In my own family places are christened with names that are verbal shorthand for addresses, or the occupants, or incidents. They are referred to in ways like “White Avenue, the Old Man’s, The County Line, Perry, 104, the Farm, the Cabin and the New House. There are also references to places in ways they relate to time like “during the War,in the Flood, and under the Highway.” Place can be a pretty big deal in our stories. Often, it is like an extra character because the setting can make an enormous difference as we describe it (or ignore it).
I personally, love using descriptions of places or settings in my own writing. Sometimes just seeing a photo of a place will elicit the starting point for the telling of a story you’ve never heard before. As relatives reminisce about a picture or event listen to the “place-chat” closely. And, if you write in a style similar to mine (I try to use the voice of the person I am writing about as much as possible), be careful to also annotate the actual address or name of the place if you can! “Out at the farm” is a very clear description for my current day readers, but when someone picks this up to read in 20, 50 or 100 years will they have a sense of where you’re writing about? The advent of Google Maps and especially Google Streetview has made this describing and locating from afar thing a whole lot easier! Don’t hesitate to tuck in a printed out page to help future generations relate to the story you’re writing today!

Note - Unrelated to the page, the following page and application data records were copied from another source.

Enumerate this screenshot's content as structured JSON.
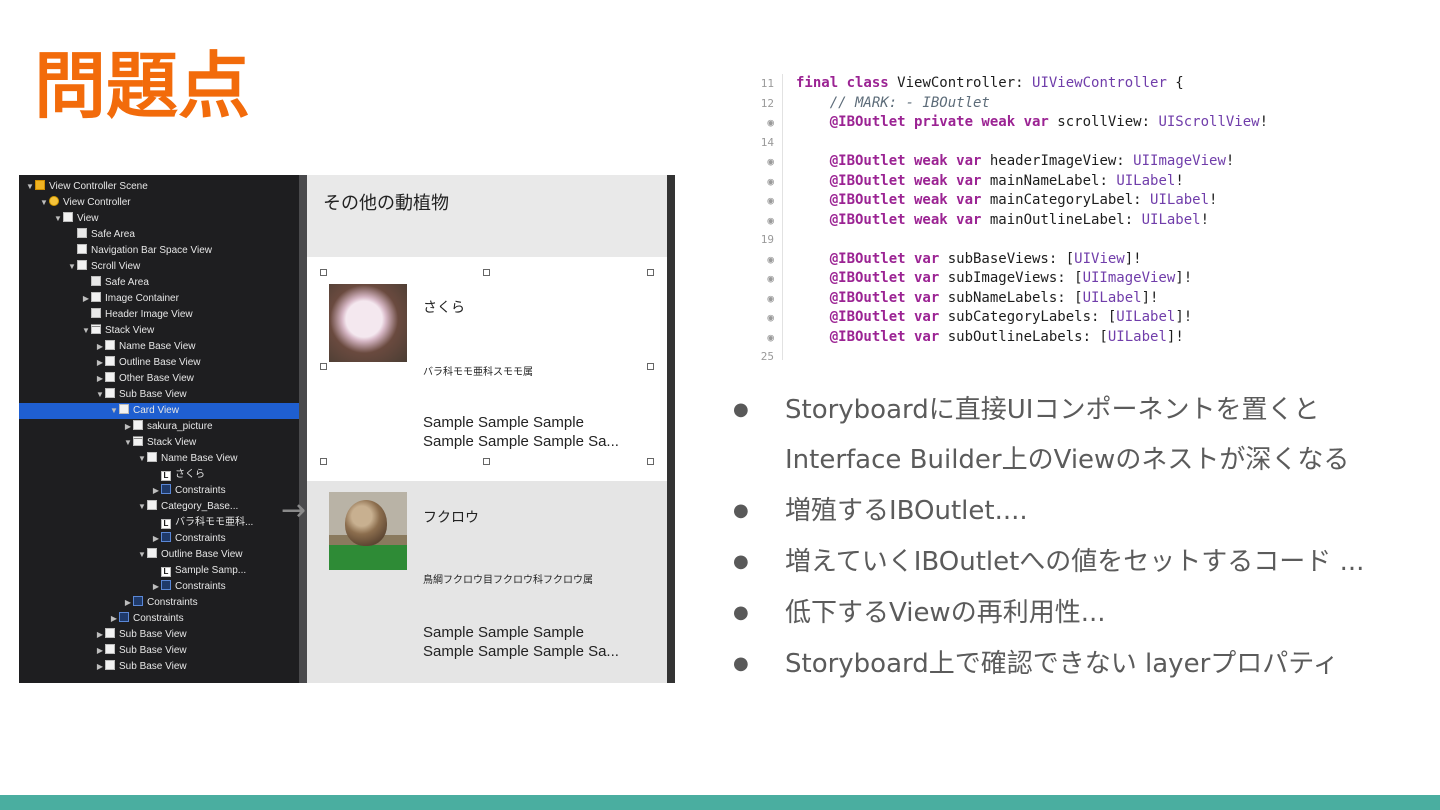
{
  "title": "問題点",
  "xcode": {
    "tree": [
      {
        "label": "View Controller Scene",
        "indent": 0,
        "icon": "scene",
        "tri": "▼"
      },
      {
        "label": "View Controller",
        "indent": 1,
        "icon": "vc",
        "tri": "▼"
      },
      {
        "label": "View",
        "indent": 2,
        "icon": "view",
        "tri": "▼"
      },
      {
        "label": "Safe Area",
        "indent": 3,
        "icon": "guide",
        "tri": ""
      },
      {
        "label": "Navigation Bar Space View",
        "indent": 3,
        "icon": "view",
        "tri": ""
      },
      {
        "label": "Scroll View",
        "indent": 3,
        "icon": "view",
        "tri": "▼"
      },
      {
        "label": "Safe Area",
        "indent": 4,
        "icon": "guide",
        "tri": ""
      },
      {
        "label": "Image Container",
        "indent": 4,
        "icon": "view",
        "tri": "▶"
      },
      {
        "label": "Header Image View",
        "indent": 4,
        "icon": "guide",
        "tri": ""
      },
      {
        "label": "Stack View",
        "indent": 4,
        "icon": "stack",
        "tri": "▼"
      },
      {
        "label": "Name Base View",
        "indent": 5,
        "icon": "view",
        "tri": "▶"
      },
      {
        "label": "Outline Base View",
        "indent": 5,
        "icon": "view",
        "tri": "▶"
      },
      {
        "label": "Other Base View",
        "indent": 5,
        "icon": "view",
        "tri": "▶"
      },
      {
        "label": "Sub Base View",
        "indent": 5,
        "icon": "view",
        "tri": "▼"
      },
      {
        "label": "Card View",
        "indent": 6,
        "icon": "view",
        "tri": "▼",
        "selected": true
      },
      {
        "label": "sakura_picture",
        "indent": 7,
        "icon": "view",
        "tri": "▶"
      },
      {
        "label": "Stack View",
        "indent": 7,
        "icon": "stack",
        "tri": "▼"
      },
      {
        "label": "Name Base View",
        "indent": 8,
        "icon": "view",
        "tri": "▼"
      },
      {
        "label": "さくら",
        "indent": 9,
        "icon": "lbl",
        "tri": ""
      },
      {
        "label": "Constraints",
        "indent": 9,
        "icon": "cons",
        "tri": "▶"
      },
      {
        "label": "Category_Base...",
        "indent": 8,
        "icon": "view",
        "tri": "▼"
      },
      {
        "label": "バラ科モモ亜科...",
        "indent": 9,
        "icon": "lbl",
        "tri": ""
      },
      {
        "label": "Constraints",
        "indent": 9,
        "icon": "cons",
        "tri": "▶"
      },
      {
        "label": "Outline Base View",
        "indent": 8,
        "icon": "view",
        "tri": "▼"
      },
      {
        "label": "Sample Samp...",
        "indent": 9,
        "icon": "lbl",
        "tri": ""
      },
      {
        "label": "Constraints",
        "indent": 9,
        "icon": "cons",
        "tri": "▶"
      },
      {
        "label": "Constraints",
        "indent": 7,
        "icon": "cons",
        "tri": "▶"
      },
      {
        "label": "Constraints",
        "indent": 6,
        "icon": "cons",
        "tri": "▶"
      },
      {
        "label": "Sub Base View",
        "indent": 5,
        "icon": "view",
        "tri": "▶"
      },
      {
        "label": "Sub Base View",
        "indent": 5,
        "icon": "view",
        "tri": "▶"
      },
      {
        "label": "Sub Base View",
        "indent": 5,
        "icon": "view",
        "tri": "▶"
      }
    ],
    "nav_title": "その他の動植物",
    "card1": {
      "name": "さくら",
      "category": "バラ科モモ亜科スモモ属",
      "outline_1": "Sample Sample Sample",
      "outline_2": "Sample Sample Sample Sa..."
    },
    "card2": {
      "name": "フクロウ",
      "category": "鳥綱フクロウ目フクロウ科フクロウ属",
      "outline_1": "Sample Sample Sample",
      "outline_2": "Sample Sample Sample Sa..."
    }
  },
  "code": {
    "gutter": [
      "11",
      "12",
      "◉",
      "14",
      "◉",
      "◉",
      "◉",
      "◉",
      "19",
      "◉",
      "◉",
      "◉",
      "◉",
      "◉",
      "25"
    ],
    "lines": [
      [
        [
          "kw",
          "final class "
        ],
        [
          "pl",
          "ViewController: "
        ],
        [
          "ty",
          "UIViewController"
        ],
        [
          "pl",
          " {"
        ]
      ],
      [
        [
          "cm",
          "    // MARK: - IBOutlet"
        ]
      ],
      [
        [
          "kw",
          "    @IBOutlet private weak var "
        ],
        [
          "pl",
          "scrollView: "
        ],
        [
          "ty",
          "UIScrollView"
        ],
        [
          "pl",
          "!"
        ]
      ],
      [],
      [
        [
          "kw",
          "    @IBOutlet weak var "
        ],
        [
          "pl",
          "headerImageView: "
        ],
        [
          "ty",
          "UIImageView"
        ],
        [
          "pl",
          "!"
        ]
      ],
      [
        [
          "kw",
          "    @IBOutlet weak var "
        ],
        [
          "pl",
          "mainNameLabel: "
        ],
        [
          "ty",
          "UILabel"
        ],
        [
          "pl",
          "!"
        ]
      ],
      [
        [
          "kw",
          "    @IBOutlet weak var "
        ],
        [
          "pl",
          "mainCategoryLabel: "
        ],
        [
          "ty",
          "UILabel"
        ],
        [
          "pl",
          "!"
        ]
      ],
      [
        [
          "kw",
          "    @IBOutlet weak var "
        ],
        [
          "pl",
          "mainOutlineLabel: "
        ],
        [
          "ty",
          "UILabel"
        ],
        [
          "pl",
          "!"
        ]
      ],
      [],
      [
        [
          "kw",
          "    @IBOutlet var "
        ],
        [
          "pl",
          "subBaseViews: ["
        ],
        [
          "ty",
          "UIView"
        ],
        [
          "pl",
          "]!"
        ]
      ],
      [
        [
          "kw",
          "    @IBOutlet var "
        ],
        [
          "pl",
          "subImageViews: ["
        ],
        [
          "ty",
          "UIImageView"
        ],
        [
          "pl",
          "]!"
        ]
      ],
      [
        [
          "kw",
          "    @IBOutlet var "
        ],
        [
          "pl",
          "subNameLabels: ["
        ],
        [
          "ty",
          "UILabel"
        ],
        [
          "pl",
          "]!"
        ]
      ],
      [
        [
          "kw",
          "    @IBOutlet var "
        ],
        [
          "pl",
          "subCategoryLabels: ["
        ],
        [
          "ty",
          "UILabel"
        ],
        [
          "pl",
          "]!"
        ]
      ],
      [
        [
          "kw",
          "    @IBOutlet var "
        ],
        [
          "pl",
          "subOutlineLabels: ["
        ],
        [
          "ty",
          "UILabel"
        ],
        [
          "pl",
          "]!"
        ]
      ],
      []
    ]
  },
  "bullets": [
    "Storyboardに直接UIコンポーネントを置くと",
    "Interface Builder上のViewのネストが深くなる",
    "増殖するIBOutlet....",
    "増えていくIBOutletへの値をセットするコード ...",
    "低下するViewの再利用性...",
    "Storyboard上で確認できない layerプロパティ"
  ],
  "bullet_marks": [
    true,
    false,
    true,
    true,
    true,
    true
  ],
  "colors": {
    "title": "#f26b0b",
    "footer": "#4aaea0",
    "selection": "#1f5fd1"
  }
}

So try throwing in the location any time you get a chance. Yes, you may have the info from Ancestory.com that a family was living in Louisville during the Great Depression just by finding their info pop up on a census. But look closely in the margin on the left and you can find their street name and house number. Imagine finding the same home today on Zillow or Trulia and seeing photos from the curb, and even the front parlor! How cool would that be? And if it’s not too far away, maybe a weekend road trip would be worthwhile to snap a photo of the fancy entrance gates to the new housing addition that is going up in the middle of Great Grandpa’s cow pasture :).
Every step we take now to deepen and anchor these stories will bring us and future generations closer together through time. That’s a pretty cool thing to think about when you’re getting tired of writing… or, when a song is stuck in your head…or you feel like none of it amounts to much…or when your own Estal starts Turkey hunting.
I always feel so tingly when a story is told and I hear someone whisper~
Maybe someone should write that down
ps…….Here’s a link to an extra cool website that we have here in Indianapolis, hopefully you will be blessed enough to have something similar available for your most researched city or town. If you don’t, maybe you should take a cue from this one and start your own! See it at http://historicindianapolis.com/